This coincidence in the Church's life of disordered failure and redemptive capacity has proven one of the most anguished centers of human experience in Christian history, a place where hope has found birth in places where hopelessness was presumed, only to be denied its voice. Many have expended themselves in the face of this anguish, and it remains one of the great Christian mysteries as to why such witness and, more importantly, its object have been so belittled for so long by so many. Volumes like the present one stand as a pittance in reparation.
Eristological Analysis of One Church
It is possible to interpret this character of divine oneness in a way that stands against all political context, and hence that would rob the Church of her essential political character. A "miracle," after all, can be viewed as so unique as to constitute utter dislocation with respect to the normal pattern dislocation that exists in a kind of complete historical incommensurability with common communal life. This, I take it, is the conclusion of the late Paul Fletcher's valuable reflections. But it is, I think, a mistaken conclusion, and one that, in embracing such dislocation, severs the Church from the actualities and hence moral responsibilities of her own decision making. These are responsibilities, after all, that are demanded just because God's "being in the midst" of the world stands as the contour of God's oneness and hence of the Church's too by analogy.

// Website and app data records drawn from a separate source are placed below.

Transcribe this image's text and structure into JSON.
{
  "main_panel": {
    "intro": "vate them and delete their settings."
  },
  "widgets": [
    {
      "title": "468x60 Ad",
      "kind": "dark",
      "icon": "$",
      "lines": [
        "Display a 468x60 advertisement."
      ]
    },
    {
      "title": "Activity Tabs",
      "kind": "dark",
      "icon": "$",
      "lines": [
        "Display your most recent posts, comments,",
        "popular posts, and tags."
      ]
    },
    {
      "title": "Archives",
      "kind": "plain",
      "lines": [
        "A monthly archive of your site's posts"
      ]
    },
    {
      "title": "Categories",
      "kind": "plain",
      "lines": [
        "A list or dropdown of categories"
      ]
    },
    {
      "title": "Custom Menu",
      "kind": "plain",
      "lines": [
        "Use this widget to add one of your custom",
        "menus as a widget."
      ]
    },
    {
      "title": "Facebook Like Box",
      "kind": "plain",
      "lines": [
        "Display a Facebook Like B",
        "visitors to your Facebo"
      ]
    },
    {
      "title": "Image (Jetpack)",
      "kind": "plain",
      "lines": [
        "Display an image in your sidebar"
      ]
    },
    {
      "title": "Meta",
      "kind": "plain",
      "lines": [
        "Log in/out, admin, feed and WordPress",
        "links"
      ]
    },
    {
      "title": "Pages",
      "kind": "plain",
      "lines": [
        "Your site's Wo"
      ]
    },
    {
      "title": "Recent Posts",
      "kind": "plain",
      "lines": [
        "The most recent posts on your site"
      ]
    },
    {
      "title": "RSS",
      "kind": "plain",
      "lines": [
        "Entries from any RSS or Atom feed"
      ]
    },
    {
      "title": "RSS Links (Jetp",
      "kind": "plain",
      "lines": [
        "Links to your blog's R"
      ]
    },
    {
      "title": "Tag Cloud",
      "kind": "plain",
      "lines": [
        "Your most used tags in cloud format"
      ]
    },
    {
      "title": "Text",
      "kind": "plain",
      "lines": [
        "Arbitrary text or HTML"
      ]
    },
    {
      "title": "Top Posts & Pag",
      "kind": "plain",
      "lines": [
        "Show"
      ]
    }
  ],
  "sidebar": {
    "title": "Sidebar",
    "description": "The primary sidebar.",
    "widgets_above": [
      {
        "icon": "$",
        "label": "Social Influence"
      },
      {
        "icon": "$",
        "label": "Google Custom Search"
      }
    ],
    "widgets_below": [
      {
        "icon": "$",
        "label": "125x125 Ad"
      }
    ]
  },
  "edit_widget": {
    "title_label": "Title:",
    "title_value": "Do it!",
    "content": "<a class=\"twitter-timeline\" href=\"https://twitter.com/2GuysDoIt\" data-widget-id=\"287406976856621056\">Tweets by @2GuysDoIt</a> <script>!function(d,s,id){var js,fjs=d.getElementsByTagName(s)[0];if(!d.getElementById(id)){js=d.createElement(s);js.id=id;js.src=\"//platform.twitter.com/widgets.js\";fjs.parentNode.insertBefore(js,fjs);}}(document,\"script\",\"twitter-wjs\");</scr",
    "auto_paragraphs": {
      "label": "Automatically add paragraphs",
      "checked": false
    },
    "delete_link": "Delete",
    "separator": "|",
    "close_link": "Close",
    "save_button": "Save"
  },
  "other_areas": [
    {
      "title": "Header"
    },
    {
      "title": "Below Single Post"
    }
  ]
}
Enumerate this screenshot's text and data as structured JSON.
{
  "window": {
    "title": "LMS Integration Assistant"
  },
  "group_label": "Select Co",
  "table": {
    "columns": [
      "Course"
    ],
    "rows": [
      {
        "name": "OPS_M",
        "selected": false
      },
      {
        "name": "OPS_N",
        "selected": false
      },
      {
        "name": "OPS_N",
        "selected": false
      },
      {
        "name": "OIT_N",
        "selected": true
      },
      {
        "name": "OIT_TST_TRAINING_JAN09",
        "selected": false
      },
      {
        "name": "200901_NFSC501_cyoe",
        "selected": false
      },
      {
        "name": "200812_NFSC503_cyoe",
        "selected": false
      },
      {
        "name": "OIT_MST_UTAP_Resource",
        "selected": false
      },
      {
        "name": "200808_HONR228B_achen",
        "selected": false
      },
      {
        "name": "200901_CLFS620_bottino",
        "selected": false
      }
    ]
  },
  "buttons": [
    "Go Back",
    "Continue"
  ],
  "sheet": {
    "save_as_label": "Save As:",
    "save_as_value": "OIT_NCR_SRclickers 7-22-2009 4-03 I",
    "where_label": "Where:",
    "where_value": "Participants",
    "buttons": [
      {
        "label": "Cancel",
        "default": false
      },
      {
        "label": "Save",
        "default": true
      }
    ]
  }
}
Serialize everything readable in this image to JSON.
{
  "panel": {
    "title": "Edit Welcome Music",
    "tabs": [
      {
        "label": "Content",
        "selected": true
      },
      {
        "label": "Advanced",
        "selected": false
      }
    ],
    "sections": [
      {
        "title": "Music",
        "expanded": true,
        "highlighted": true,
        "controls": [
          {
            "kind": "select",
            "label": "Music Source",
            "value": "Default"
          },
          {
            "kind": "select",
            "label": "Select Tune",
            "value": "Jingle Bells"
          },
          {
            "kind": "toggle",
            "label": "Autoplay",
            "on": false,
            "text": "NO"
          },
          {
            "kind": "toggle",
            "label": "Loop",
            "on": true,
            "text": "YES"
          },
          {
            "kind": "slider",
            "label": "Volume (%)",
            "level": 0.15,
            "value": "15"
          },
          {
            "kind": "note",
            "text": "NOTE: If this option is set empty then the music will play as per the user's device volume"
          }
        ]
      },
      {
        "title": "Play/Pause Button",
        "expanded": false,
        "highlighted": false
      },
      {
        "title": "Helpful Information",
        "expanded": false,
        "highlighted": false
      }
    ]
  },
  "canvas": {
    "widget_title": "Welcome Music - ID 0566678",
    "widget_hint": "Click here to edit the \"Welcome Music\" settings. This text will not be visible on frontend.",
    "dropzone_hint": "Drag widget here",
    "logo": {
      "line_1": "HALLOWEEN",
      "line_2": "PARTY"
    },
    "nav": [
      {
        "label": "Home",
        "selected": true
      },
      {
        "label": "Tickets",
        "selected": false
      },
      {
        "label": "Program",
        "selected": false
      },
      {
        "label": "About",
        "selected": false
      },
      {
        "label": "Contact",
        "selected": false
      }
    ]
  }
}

The oneness of the Church takes place in the world in which God's own oneness is given in Christ's sacrifice, and this sacrifice is determined by its recipients and by the rich, if often disconcerting, details of their existence in time. Such oneness is not given, however, only as the end point of a political process. The eristic character of ecclesiological oneness stands as a certain kind of dialectic, although one that has a term that is continually reposited, in the same way that the Jesus' death, "once and for all," is temporally reasserted in various ways.